Since 2004, Human Rights Watch has done research on the use of life sentences without parole for people under age 18 at the time of the crime, and published a report on California in 2008. An update to the California research was published in 2012, along with a national report on prison conditions faced by youth sentenced to life without parole. California’s use of life without parole for youth offenders is among the most unjust in the nation, the research concluded. An estimated 45 percent of those serving such sentences in California for murder cases were not the killers. Many were convicted of felony murder, or for aiding and abetting the murder, for instance, because they acted as lookouts or were participating in a robbery when a murder took place.
In nearly 70 percent of the 130 California cases examined by Human Rights Watch in which the youth was not acting alone, at least one codefendant was an adult. In the majority of those cases, the adult received a lower sentence than the juvenile. Human Rights Watch found nationally that an estimated 59 percent of those sentenced to life without parole for crimes committed as juveniles were first-time offenders.
The Convention on the Rights of the Child, to which the US is a signatory, specifically prohibits life without parole sentences for people who were under 18 at the time of the crime. The US is the only country in the world to impose such sentences.
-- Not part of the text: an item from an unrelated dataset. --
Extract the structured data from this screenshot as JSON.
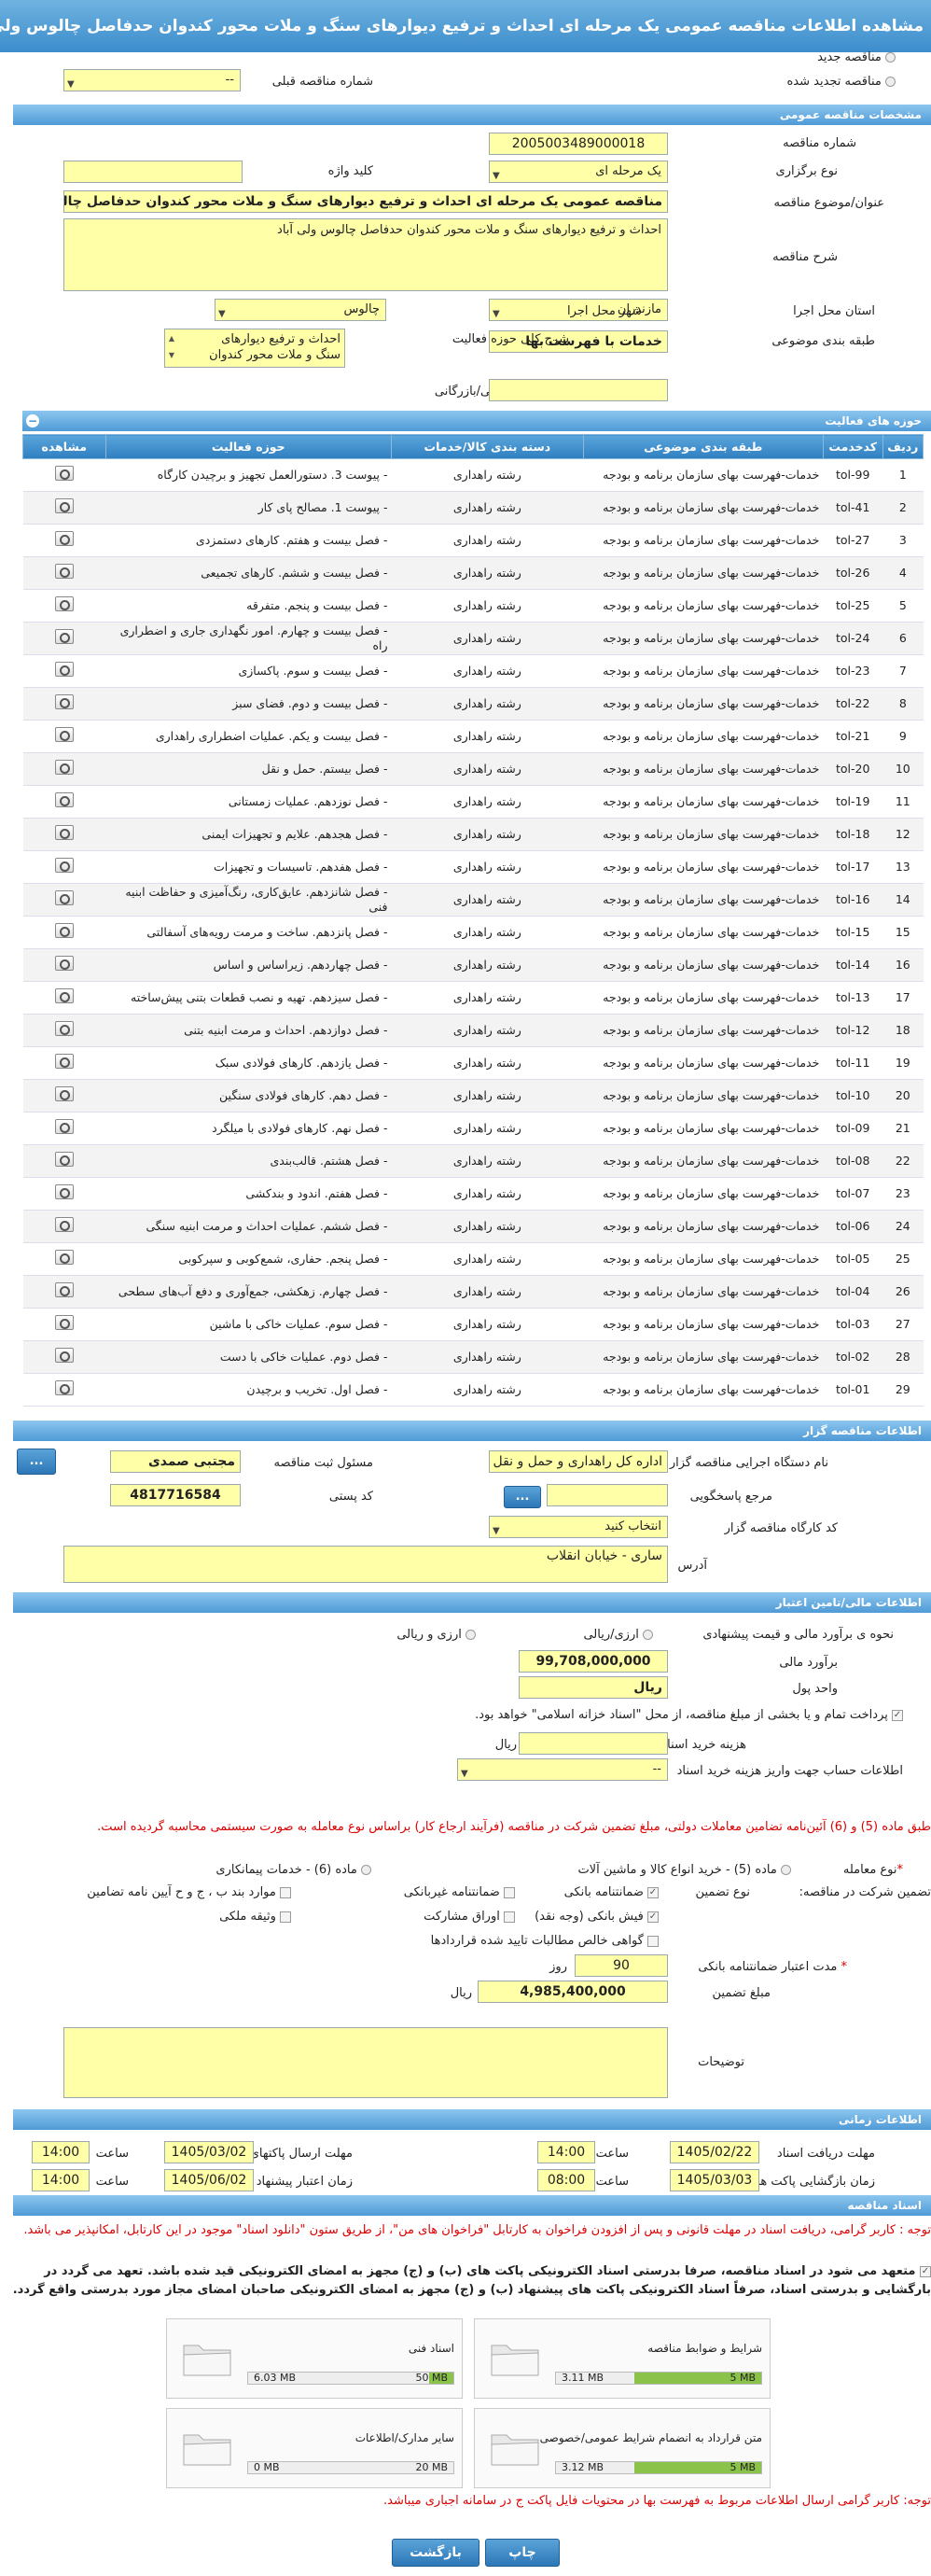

“By every measure of law and common sense, these people were children at the time of their crimes,” Calvin said. “Making Senate Bill 9 law means that California recognizes young people’s capacity to change and their potential to give back to the community.”